Jon Trebuchet, Megalith’s former manager, is seen running down the stairs of the London Underground station at Elephant and Castle and shouting about an impersonator. He falls on the last two steps and collapses. The passing doctor who immediately attends to him discovers he has been stabbed.
Police appeal for witnesses but none claim to have seen anyone come near Trebuchet or any persons holding a knife.
He dies four hours later.
Britt Kessler, Jon Trebuchet’s personal assistant, arrives at the Tyrone cottage for what was scheduled to be the final day of the Mourn the Living recording sessions.
As she steps out of her rented car she finds Jon Trebuchet standing at the wall of the barn attached to the cottage, waiting for her.
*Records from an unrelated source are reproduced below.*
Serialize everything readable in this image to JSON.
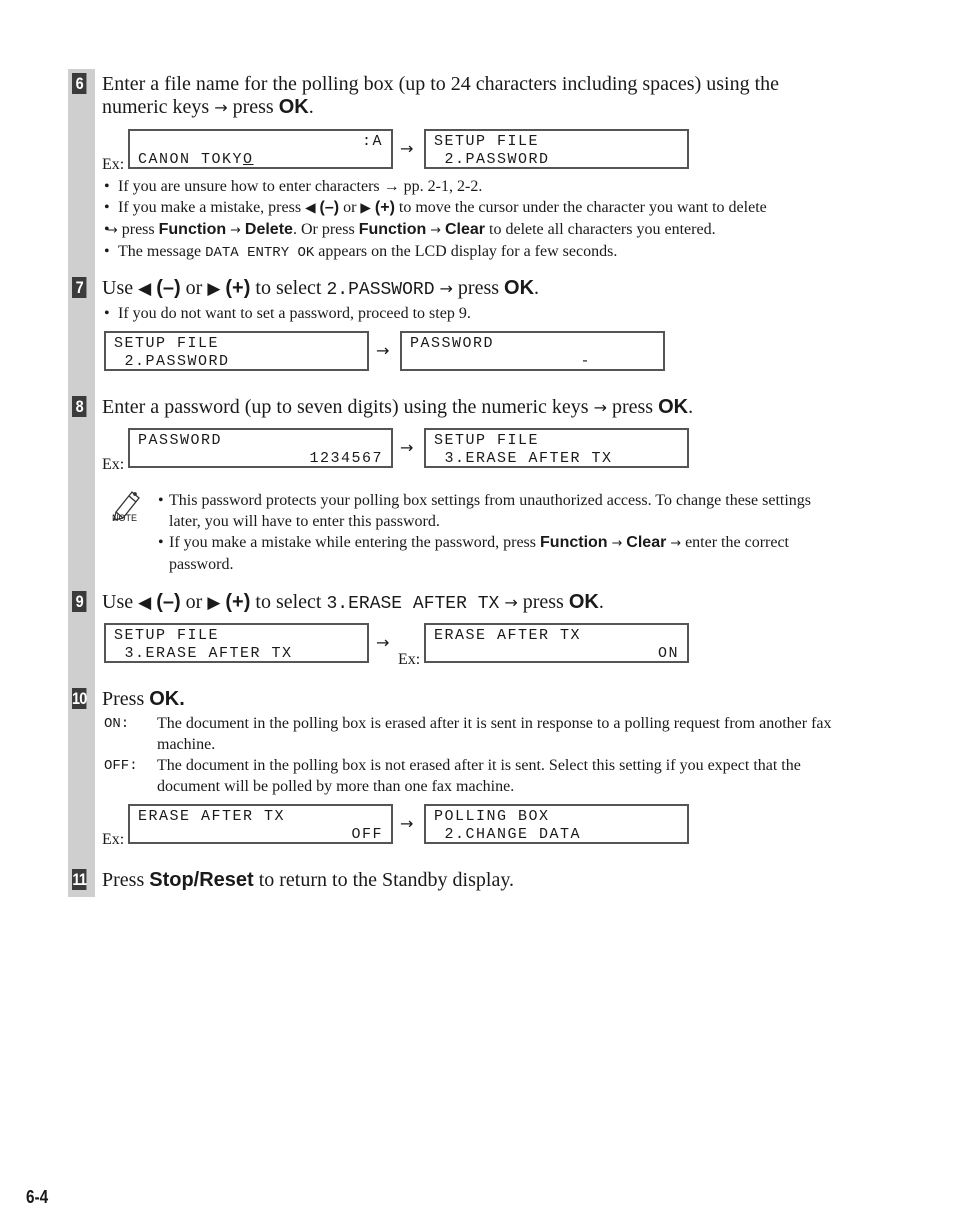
{
  "page_number": "6-4",
  "ex_label": "Ex:",
  "arrow": "→",
  "left_key": "◀",
  "right_key": "▶",
  "minus": "(–)",
  "plus": "(+)",
  "steps": {
    "s6": {
      "number": "6",
      "line1": "Enter a file name for the polling box (up to 24 characters including spaces) using the",
      "line2_pre": "numeric keys",
      "line2_mid": "press",
      "ok": "OK",
      "period": ".",
      "lcd_a": {
        "line1": ":A",
        "line2_pre": "CANON TOKY",
        "line2_cursor": "O"
      },
      "lcd_b": {
        "line1": "SETUP FILE",
        "line2": " 2.PASSWORD"
      },
      "bullets": {
        "b1": "If you are unsure how to enter characters → pp. 2-1, 2-2.",
        "b2_pre": "If you make a mistake, press",
        "b2_or": "or",
        "b2_post": "to move the cursor under the character you want to delete",
        "b2_line2_press": "press",
        "function": "Function",
        "delete": "Delete",
        "b2_or_press": ". Or press",
        "clear": "Clear",
        "b2_end": "to delete all characters you entered.",
        "b3_pre": "The message",
        "b3_mono": "DATA ENTRY OK",
        "b3_post": "appears on the LCD display for a few seconds."
      }
    },
    "s7": {
      "number": "7",
      "use": "Use",
      "or": "or",
      "to_select": "to select",
      "item": "2.PASSWORD",
      "press": "press",
      "ok": "OK",
      "bullet": "If you do not want to set a password, proceed to step 9.",
      "lcd_a": {
        "line1": "SETUP FILE",
        "line2": " 2.PASSWORD"
      },
      "lcd_b": {
        "line1": "PASSWORD",
        "line2": "-"
      }
    },
    "s8": {
      "number": "8",
      "text": "Enter a password (up to seven digits) using the numeric keys",
      "press": "press",
      "ok": "OK",
      "lcd_a": {
        "line1": "PASSWORD",
        "line2": "1234567"
      },
      "lcd_b": {
        "line1": "SETUP FILE",
        "line2": " 3.ERASE AFTER TX"
      },
      "note_label": "NOTE",
      "notes": {
        "n1_line1": "This password protects your polling box settings from unauthorized access. To change these settings",
        "n1_line2": "later, you will have to enter this password.",
        "n2_pre": "If you make a mistake while entering the password, press",
        "function": "Function",
        "clear": "Clear",
        "n2_post": "enter the correct",
        "n2_line2": "password."
      }
    },
    "s9": {
      "number": "9",
      "use": "Use",
      "or": "or",
      "to_select": "to select",
      "item": "3.ERASE AFTER TX",
      "press": "press",
      "ok": "OK",
      "lcd_a": {
        "line1": "SETUP FILE",
        "line2": " 3.ERASE AFTER TX"
      },
      "lcd_b": {
        "line1": "ERASE AFTER TX",
        "line2": "ON"
      }
    },
    "s10": {
      "number": "10",
      "press": "Press",
      "ok": "OK.",
      "on_term": "ON:",
      "on_line1": "The document in the polling box is erased after it is sent in response to a polling request from another fax",
      "on_line2": "machine.",
      "off_term": "OFF:",
      "off_line1": "The document in the polling box is not erased after it is sent. Select this setting if you expect that the",
      "off_line2": "document will be polled by more than one fax machine.",
      "lcd_a": {
        "line1": "ERASE AFTER TX",
        "line2": "OFF"
      },
      "lcd_b": {
        "line1": "POLLING BOX",
        "line2": " 2.CHANGE DATA"
      }
    },
    "s11": {
      "number": "11",
      "press": "Press",
      "key": "Stop/Reset",
      "post": "to return to the Standby display."
    }
  }
}
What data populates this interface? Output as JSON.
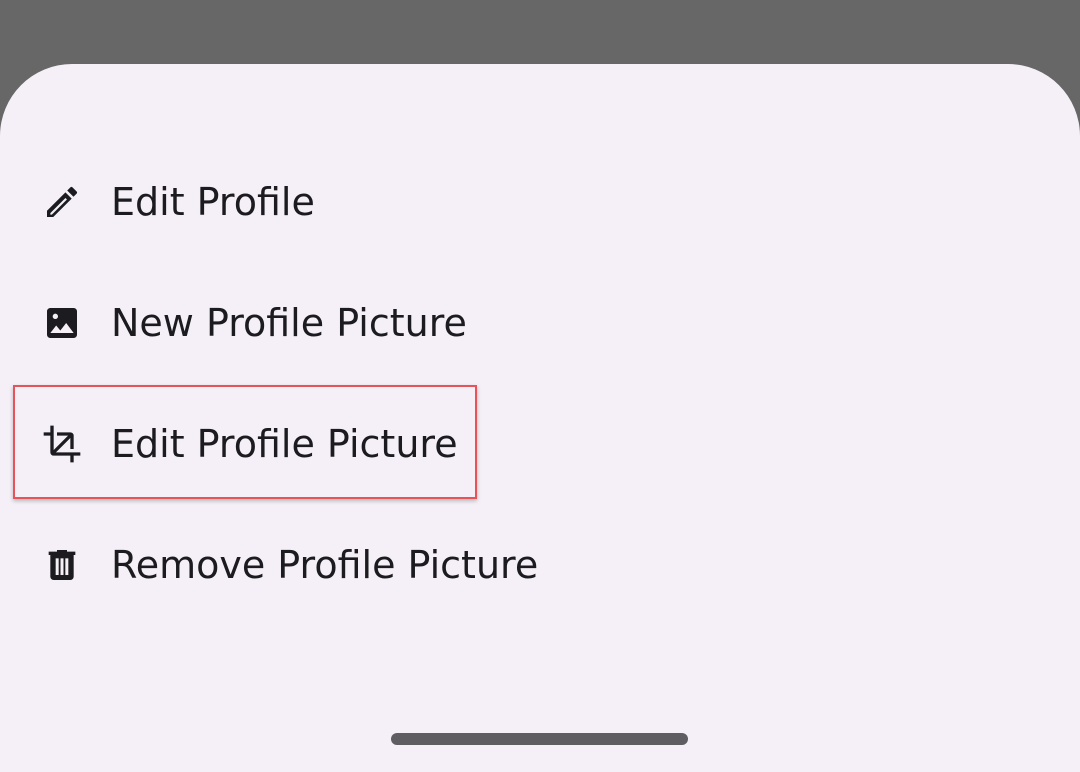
{
  "colors": {
    "scrim": "#676767",
    "sheet_background": "#f5f0f7",
    "text": "#1c1b1f",
    "highlight_border": "#e8535a",
    "home_indicator": "#5f5d62"
  },
  "bottom_sheet": {
    "items": [
      {
        "label": "Edit Profile",
        "icon": "pencil-icon"
      },
      {
        "label": "New Profile Picture",
        "icon": "image-icon"
      },
      {
        "label": "Edit Profile Picture",
        "icon": "crop-icon"
      },
      {
        "label": "Remove Profile Picture",
        "icon": "trash-icon"
      }
    ]
  }
}
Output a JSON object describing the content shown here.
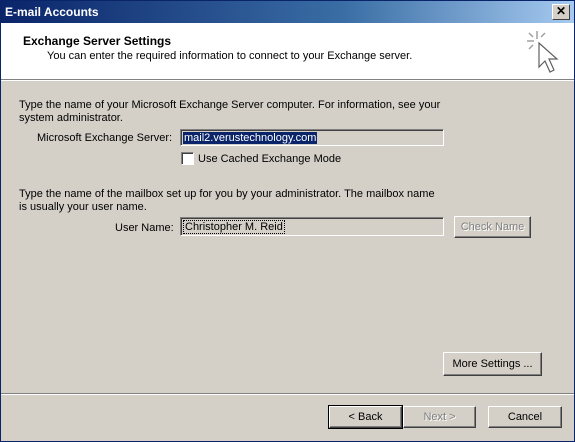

He tells her to get back in her car and leave immediately.
This both surprises and alarms Kessler given that she had spoken to Trebuchet only a few hours before, in person, in his office in London and she had gone straight to the airport with his instructions to ensure the recording had gone smoothly and the album’s release was on schedule.
Something has happened here that she does not understand.
Trebuchet approaches her and insists that she leave. This, he says, is his business now.
She is utterly convinced that this man is not Jon Trebuchet. She does not see how it could be. Her employer has always embodied the kind of cool focus that allows him to navigate the often chaotic world of the British music scene without ever becoming visibly stressed. The man standing in front of her ‘has been electrified by something vicious.’ His stance alone is a threat of violence.
She agrees to go but first wants to use the bathroom. It has been a long trip already.
The door opens before Trebuchet can respond and Bill ‘Truncheon’ Rint steps out.
Rint, Megalith’s hulking rhythm guitarist, is an imposing figure but one that Kessler has always found gentle and endearing.
Kessler goes to him and ducks through the door before she has time to register just how unsettled she is by his uncharacteristically cold expression.
Britt Kessler, by this stage in her career, has been in the music business long enough to have seen decadence in the extreme. She is used to the presence of alcohol, drugs and ambient carnality. The atmosphere in this cottage is charged in a completely different way.
The place is almost entirely empty of furniture, equipment, even food. It is silent. Mournful. It is freezing cold.
She finds the bathroom. The fixtures are basic and ancient, from another period altogether, but she feels as though they have not been used in a very long time.
She looks for a mirror. There isn’t one.
Kessler is aware that the door has no lock and, on hearing a noise coming from upstairs – one she compares to a roaring wind or waterfall – feels a jolting compulsion to get out of the cottage as quickly as she can.
Trebuchet’s shape is visible through the front window. She decides to search for a back exit. The promise of open air lifting the weight of this place from her pushes her through to the rear of the kitchen where a small hallway leads her past another door on to the barn.
The door is open ahead. And here are the instruments. Laid out in a circle facing inwards, a low hum rising from an amplifier. But they are strange, somehow. The guitar necks seem twisted, the keyboard bent as if its wooden body had been briefly turned to rubber. The drums, she sees, are on the roof.
A creak comes from the door in the hall behind her.
Britt Kessler’s first language is not English. It could also be said that the parlance of the psychedelic rock and heavy metal scenes reshape language into strange forms. This is something to keep in mind.
Kessler claims that, peering into that room, very briefly, she sees Megalith singer Jeff Notch. He is tipped, she explains, back in a chair, facing into a corner, while above him, roaring with strange energy, ‘there is an open portal’.